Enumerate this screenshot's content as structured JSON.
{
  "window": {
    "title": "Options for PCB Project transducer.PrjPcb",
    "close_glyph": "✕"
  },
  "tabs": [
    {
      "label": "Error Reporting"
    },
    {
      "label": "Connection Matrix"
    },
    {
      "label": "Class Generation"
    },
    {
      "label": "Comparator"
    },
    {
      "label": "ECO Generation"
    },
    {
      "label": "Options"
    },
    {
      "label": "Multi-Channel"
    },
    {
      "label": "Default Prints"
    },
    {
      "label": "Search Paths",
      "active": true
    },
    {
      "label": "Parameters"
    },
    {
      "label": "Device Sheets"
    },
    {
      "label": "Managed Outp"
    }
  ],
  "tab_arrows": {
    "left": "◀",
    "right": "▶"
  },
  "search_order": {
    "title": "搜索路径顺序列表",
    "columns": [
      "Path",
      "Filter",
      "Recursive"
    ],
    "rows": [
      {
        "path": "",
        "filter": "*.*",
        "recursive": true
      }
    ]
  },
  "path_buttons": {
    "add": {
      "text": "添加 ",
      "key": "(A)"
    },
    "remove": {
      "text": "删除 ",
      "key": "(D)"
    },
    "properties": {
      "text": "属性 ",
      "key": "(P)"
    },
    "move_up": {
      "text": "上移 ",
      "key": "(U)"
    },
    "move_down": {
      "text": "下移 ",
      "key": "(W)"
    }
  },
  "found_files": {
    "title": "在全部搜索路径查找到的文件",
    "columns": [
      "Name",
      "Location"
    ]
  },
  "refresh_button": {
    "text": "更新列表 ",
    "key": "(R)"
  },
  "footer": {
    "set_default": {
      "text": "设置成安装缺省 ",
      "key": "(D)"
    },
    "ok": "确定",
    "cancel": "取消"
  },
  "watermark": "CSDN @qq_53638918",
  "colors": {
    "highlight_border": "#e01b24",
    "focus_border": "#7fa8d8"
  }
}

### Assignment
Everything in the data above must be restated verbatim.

### Output for this exercise
Enumerate this screenshot's content as structured JSON.
{
  "window": {
    "title": "Options for PCB Project transducer.PrjPcb",
    "close_glyph": "✕"
  },
  "tabs": [
    {
      "label": "Error Reporting"
    },
    {
      "label": "Connection Matrix"
    },
    {
      "label": "Class Generation"
    },
    {
      "label": "Comparator"
    },
    {
      "label": "ECO Generation"
    },
    {
      "label": "Options"
    },
    {
      "label": "Multi-Channel"
    },
    {
      "label": "Default Prints"
    },
    {
      "label": "Search Paths",
      "active": true
    },
    {
      "label": "Parameters"
    },
    {
      "label": "Device Sheets"
    },
    {
      "label": "Managed Outp"
    }
  ],
  "tab_arrows": {
    "left": "◀",
    "right": "▶"
  },
  "search_order": {
    "title": "搜索路径顺序列表",
    "columns": [
      "Path",
      "Filter",
      "Recursive"
    ],
    "rows": [
      {
        "path": "",
        "filter": "*.*",
        "recursive": true
      }
    ]
  },
  "path_buttons": {
    "add": {
      "text": "添加 ",
      "key": "(A)"
    },
    "remove": {
      "text": "删除 ",
      "key": "(D)"
    },
    "properties": {
      "text": "属性 ",
      "key": "(P)"
    },
    "move_up": {
      "text": "上移 ",
      "key": "(U)"
    },
    "move_down": {
      "text": "下移 ",
      "key": "(W)"
    }
  },
  "found_files": {
    "title": "在全部搜索路径查找到的文件",
    "columns": [
      "Name",
      "Location"
    ]
  },
  "refresh_button": {
    "text": "更新列表 ",
    "key": "(R)"
  },
  "footer": {
    "set_default": {
      "text": "设置成安装缺省 ",
      "key": "(D)"
    },
    "ok": "确定",
    "cancel": "取消"
  },
  "watermark": "CSDN @qq_53638918",
  "colors": {
    "highlight_border": "#e01b24",
    "focus_border": "#7fa8d8"
  }
}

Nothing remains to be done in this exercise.